One of the things sport taught me is the meaning of words like ephemeral and ethereal. Life is fragile. And short. And that no matter how indomitable something may appear, it is often little more than smoke curling through air. It takes only a faint breeze to disturb and redirect its trajectory.
In the spring of 2011, the Chicago Bulls were a young team on the rise. They had lucked into that elusive thing called chemistry, with talented, heady players who bought into a charismatic coach’s vision of how the game should be played. All of this was cemented by the skills of a nascent superstar named Derrick Rose.
Yes, the view from northeast Illinois was mighty sweet. The Miami Heat might be the team of today, but it was very hard to believe the Bulls weren’t the team of tomorrow. Yet two and-a-half years later, the team of tomorrow looks like the woulda shoulda coulda team of yesterday.
Derrick Rose’s future as an NBA point guard is very much in doubt after successive anterior cruciate ligament and meniscus injuries. It’s hard to look at him and not see Anfernee Hardaway or Grant Hill.
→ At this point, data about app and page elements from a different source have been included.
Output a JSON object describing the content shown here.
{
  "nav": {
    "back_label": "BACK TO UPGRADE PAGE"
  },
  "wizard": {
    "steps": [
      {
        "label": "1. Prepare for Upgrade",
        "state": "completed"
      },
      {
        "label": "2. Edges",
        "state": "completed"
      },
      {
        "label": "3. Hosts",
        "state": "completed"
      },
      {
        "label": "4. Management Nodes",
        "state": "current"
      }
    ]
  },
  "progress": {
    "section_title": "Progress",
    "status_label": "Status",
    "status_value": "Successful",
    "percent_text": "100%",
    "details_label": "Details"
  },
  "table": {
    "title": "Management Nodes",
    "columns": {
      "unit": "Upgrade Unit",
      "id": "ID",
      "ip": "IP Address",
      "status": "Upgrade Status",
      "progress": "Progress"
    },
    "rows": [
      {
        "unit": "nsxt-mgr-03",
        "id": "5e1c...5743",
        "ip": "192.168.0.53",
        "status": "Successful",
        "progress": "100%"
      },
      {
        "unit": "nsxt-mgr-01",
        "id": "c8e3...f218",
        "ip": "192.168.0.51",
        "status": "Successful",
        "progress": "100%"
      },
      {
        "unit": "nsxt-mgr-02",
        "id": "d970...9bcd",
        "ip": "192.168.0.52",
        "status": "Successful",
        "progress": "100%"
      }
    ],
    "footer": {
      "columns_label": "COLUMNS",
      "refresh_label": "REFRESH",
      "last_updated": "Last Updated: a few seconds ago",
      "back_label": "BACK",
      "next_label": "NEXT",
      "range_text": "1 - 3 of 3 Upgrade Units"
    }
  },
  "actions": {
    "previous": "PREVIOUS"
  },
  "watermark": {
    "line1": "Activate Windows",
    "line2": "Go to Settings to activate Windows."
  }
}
Small forward Luol Deng has already expressed his intent to explore free agency, following public questioning of his toughness and commitment. Power forward Carlos Boozer, signed to an enormous contract following the Bulls failed attempts to land either LeBron James or Dwyane Wade in the summer of 2010, will likely remain, but is untradeable and on the downside of a productive career.
Gritty point guard Kirk Hinrich is feeling the effects of multiple seasons spent sacrificing his body in the name of defense, leaving center Joakim Noah and reserve forward Taj Gibson as the Bulls’ sole long-term assets.
The window of opportunity that magically opens for certain combinations of players and coaches has silently and immutably closed. Run ragged by an unceasing succession of injuries, the formerly resilient Bulls are now exhausted and overwhelmed. It is a good thing it’s Christmas.
My Christmas wish for the Bulls begins with David Robinson’s foot.
You see, David Robinson was an elite professional basketball player. He was fast, strong and agile. He was a seven-foot center who could move with the speed and quickness of a much smaller man. He single-handedly turned the San Antonio Spurs into contenders, and quickly became one of the NBA’s most dominant players.
His greatest weakness was that he possessed the physiology of a human being.
On December 23rd, 1996, while playing in just his sixth game after recovering from an off-season back injury, Robinson suffered a broken foot. This not only ended his season, but effectively ended the Spurs’ as well. Without their stellar center and small forward Sean Elliot, they nose-dived to an NBA-worst 20 and 62 record.
But with Robinson’s injury and the Spurs’ dismal 1996/97 season came a blessing: the number-one pick in the 1997 NBA draft. And with it, the Spurs chose Tim Duncan, beginning a run of sixteen straight winning seasons which includes four NBA championships.
So as this scarred and ravaged edition of the Chicago Bulls picks its way through the schedule, the prospect of a high draft pick in next year’s draft might be the silver lining in what has become a very dark cloud. I’m not advocating tanking here; just holding out a carrot amid the wreckage of what was once a contender.